Euro ISPs to Bill Customers for Cyber Crime Costs
- 05 December, 2000 12:01
Possibly setting a European precedent, Internet service providers (ISPs) in the Netherlands say costs for Internet access will rise significantly due to cyber crime regulation.
The Dutch ISPs say they are forced to install expensive network monitoring equipment. The cost for a medium-size access provider will be around 1.5 million guilders (US$600,000), and larger ISPs would face higher expenses, said the Vereniging van Nederlandse Internet Providers (Association of Dutch Internet service providers - NLIP).
"As a result the cost of Internet access will rise 20 to 25 percent," said Hans Leemans, director of the NLIP. The deadline for installing the equipment is April.
According to the 1998 Telecomwet (Telecom act), Dutch ISPs are required to make their networks ready for surveillance by law enforcement. A draft convention on cyber crime prepared by the Council of Europe proposes similar legislation.
"If the convention is taken literally then the potential implications are enormous," said Joe McNamee, spokesperson for EuroISPA, the association of Internet service providers in the European Union. Besides monitoring equipment, ISPs would have to buy storage hardware. "That would make it even more expensive," Leemans said.
Making the customer pay is only natural, McNamee said. "If the government doesn't foot the bill, I don't know where else the money would come from."
McNamee did stress that the Council of Europe's document is not finished. "This is one of the gaps in the convention as it stands. The surveillance article could mean very little, but if the ISP is supposed to keep track of everything it's huge," McNamee said.
ISPs face different challenges and costs, depending on their setup, said Sjoerd van der Maaden, manager of customer services at business ISP ISION Internet BV, a subsidiary of Hamburg, Germany-based ISION Internet AG. Van der Maaden sits on a NLIP workgroup on cyber surveillance.

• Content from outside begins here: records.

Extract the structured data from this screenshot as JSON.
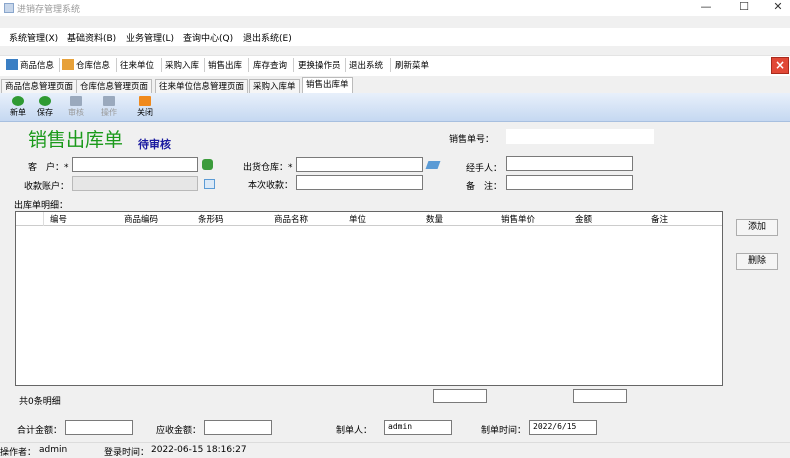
{
  "window": {
    "title": "进销存管理系统",
    "controls": [
      "—",
      "☐",
      "✕"
    ]
  },
  "menu": [
    "系统管理(X)",
    "基础资料(B)",
    "业务管理(L)",
    "查询中心(Q)",
    "退出系统(E)"
  ],
  "toolbar": [
    "商品信息",
    "仓库信息",
    "往来单位",
    "采购入库",
    "销售出库",
    "库存查询",
    "更换操作员",
    "退出系统",
    "刷新菜单"
  ],
  "close_button": "×",
  "tabs": [
    "商品信息管理页面",
    "仓库信息管理页面",
    "往来单位信息管理页面",
    "采购入库单",
    "销售出库单"
  ],
  "doc_toolbar": {
    "new": "新单",
    "save": "保存",
    "audit": "审核",
    "operate": "操作",
    "close": "关闭"
  },
  "form": {
    "title": "销售出库单",
    "status": "待审核",
    "order_no_label": "销售单号：",
    "order_no_value": "",
    "customer_label": "客　户：*",
    "customer_value": "",
    "account_label": "收款账户：",
    "account_value": "",
    "warehouse_label": "出货仓库：*",
    "warehouse_value": "",
    "receipt_label": "本次收款：",
    "receipt_value": "",
    "handler_label": "经手人：",
    "handler_value": "",
    "note_label": "备　注：",
    "note_value": "",
    "detail_label": "出库单明细："
  },
  "grid": {
    "columns": [
      "编号",
      "商品编码",
      "条形码",
      "商品名称",
      "单位",
      "数量",
      "销售单价",
      "金额",
      "备注"
    ],
    "rows": []
  },
  "side_buttons": {
    "add": "添加",
    "delete": "删除"
  },
  "summary": {
    "count": "共0条明细",
    "total_label": "合计金额：",
    "total_value": "",
    "receivable_label": "应收金额：",
    "receivable_value": "",
    "maker_label": "制单人：",
    "maker_value": "admin",
    "make_time_label": "制单时间：",
    "make_time_value": "2022/6/15"
  },
  "statusbar": {
    "operator_label": "操作者：",
    "operator_value": "admin",
    "login_label": "登录时间：",
    "login_value": "2022-06-15 18:16:27"
  }
}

"Tapping Internet traffic gets more arduous when an ISP has large volumes of traffic, a widespread network, and offers various services like leased lines, cable Internet, and DSL (digital subscriber line)," Van der Maaden said.
Users aren't upset. "As long as everybody has to pay, I guess we will have to as well," said Ruud Smeets, chief commercial officer at Amsterdam-based Internet investment company Newconomy NV, connected to the Internet via a 2M-bit-per-second leased line from Versatel Telecom NV.

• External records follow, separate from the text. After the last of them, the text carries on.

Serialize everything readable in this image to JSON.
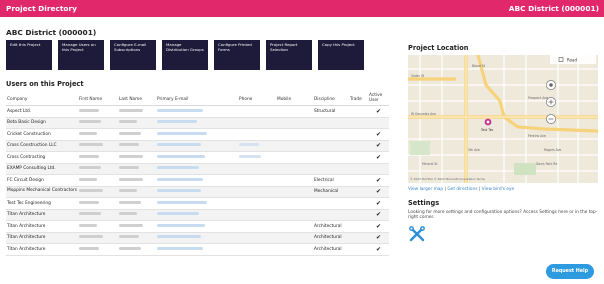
{
  "header": {
    "title": "Project Directory",
    "right_title": "ABC District (000001)"
  },
  "district_title": "ABC District (000001)",
  "actions": [
    "Edit this Project",
    "Manage Users on this Project",
    "Configure E-mail Subscriptions",
    "Manage Distribution Groups",
    "Configure Printed Forms",
    "Project Report Selection",
    "Copy this Project"
  ],
  "users_title": "Users on this Project",
  "columns": [
    "Company",
    "First Name",
    "Last Name",
    "Primary E-mail",
    "Phone",
    "Mobile",
    "Discipline",
    "Trade",
    "Active User"
  ],
  "rows": [
    {
      "company": "Aspect Ltd.",
      "discipline": "Structural",
      "active": "✔",
      "phone": false
    },
    {
      "company": "Beta Basic Design",
      "discipline": "",
      "active": "",
      "phone": false
    },
    {
      "company": "Cricket Construction",
      "discipline": "",
      "active": "✔",
      "phone": false
    },
    {
      "company": "Cross Construction LLC",
      "discipline": "",
      "active": "✔",
      "phone": true
    },
    {
      "company": "Cross Contracting",
      "discipline": "",
      "active": "✔",
      "phone": true
    },
    {
      "company": "EXAMP Consulting Ltd.",
      "discipline": "",
      "active": "",
      "phone": false
    },
    {
      "company": "FC Circuit Design",
      "discipline": "Electrical",
      "active": "✔",
      "phone": false
    },
    {
      "company": "Moppins Mechanical Contractors",
      "discipline": "Mechanical",
      "active": "✔",
      "phone": false
    },
    {
      "company": "Test Tec Engineering",
      "discipline": "",
      "active": "✔",
      "phone": false
    },
    {
      "company": "Titan Architecture",
      "discipline": "",
      "active": "✔",
      "phone": false
    },
    {
      "company": "Titan Architecture",
      "discipline": "Architectural",
      "active": "✔",
      "phone": false
    },
    {
      "company": "Titan Architecture",
      "discipline": "Architectural",
      "active": "✔",
      "phone": false
    },
    {
      "company": "Titan Architecture",
      "discipline": "Architectural",
      "active": "✔",
      "phone": false
    }
  ],
  "project_location": {
    "title": "Project Location",
    "map_type": "Road",
    "pin_label": "Test Tec",
    "attribution": "© 2022 TomTom  © 2022 Microsoft Corporation  Terms",
    "links": [
      "View larger map",
      "Get directions",
      "View bird's eye"
    ],
    "labels": {
      "st": "Slater St",
      "bland": "Bland St",
      "gonzalez": "W Gonzalez Ave",
      "prospect": "Prospect Ave",
      "fifth": "5th Ave",
      "perkins": "Perkins Ave",
      "rogers": "Rogers Ave",
      "jk": "Davis Park Rd",
      "cross": "Mineral St"
    }
  },
  "settings": {
    "title": "Settings",
    "text": "Looking for more settings and configuration options? Access Settings here or in the top-right corner."
  },
  "request_help": "Request Help",
  "colors": {
    "header": "#e1286b",
    "button": "#1e1b3a",
    "link": "#3a82c5",
    "help": "#2e9be0"
  }
}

Smeets does foresee more competition among connectivity providers. "It gives ISPs a new way to come up with pricing stunts. The one that has its costs under control will be first to discount rates."

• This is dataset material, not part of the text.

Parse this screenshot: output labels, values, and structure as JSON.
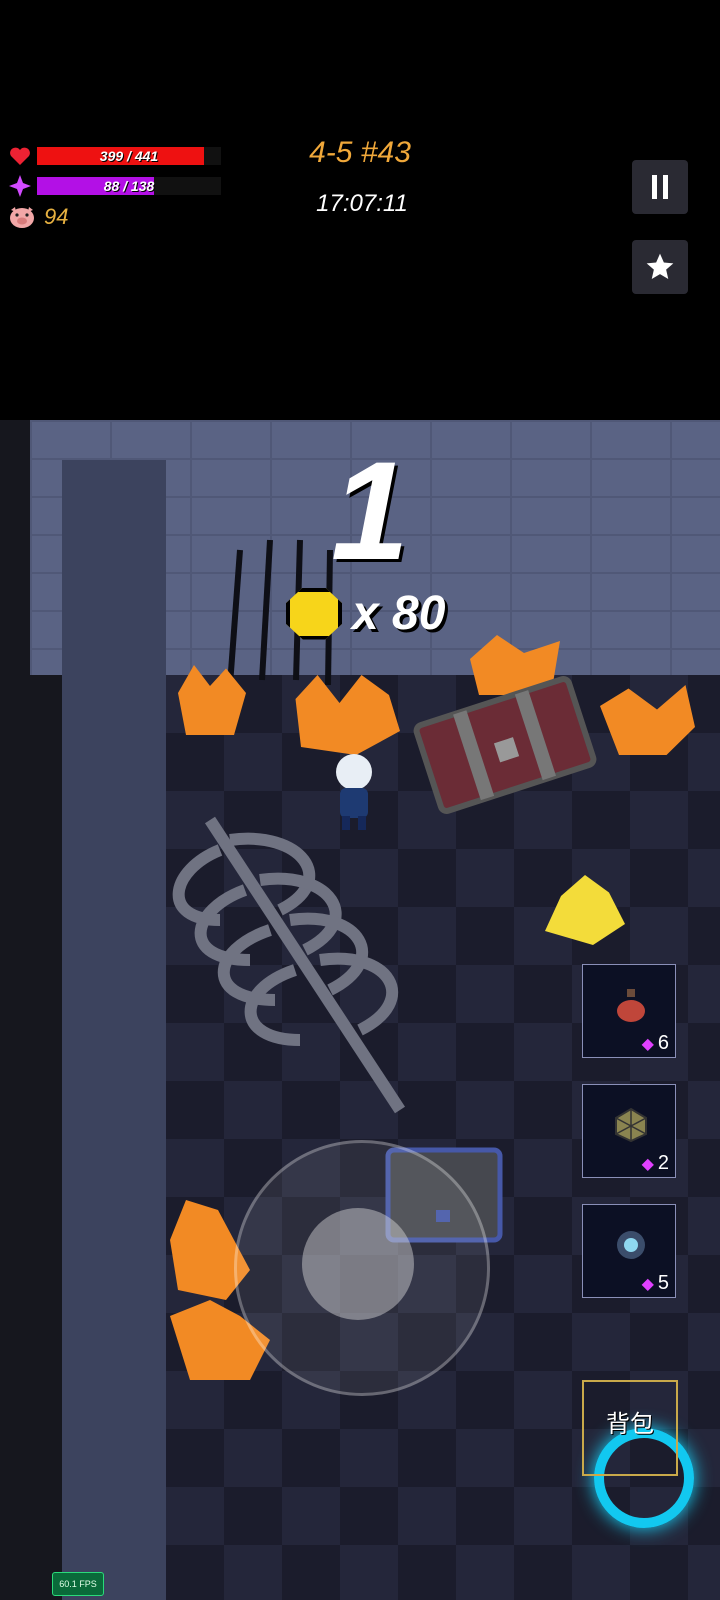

The Vereniging van Nederlandse Internet Providers (NLIP) in The Hague, the Netherlands is on the Web at http://www.nlip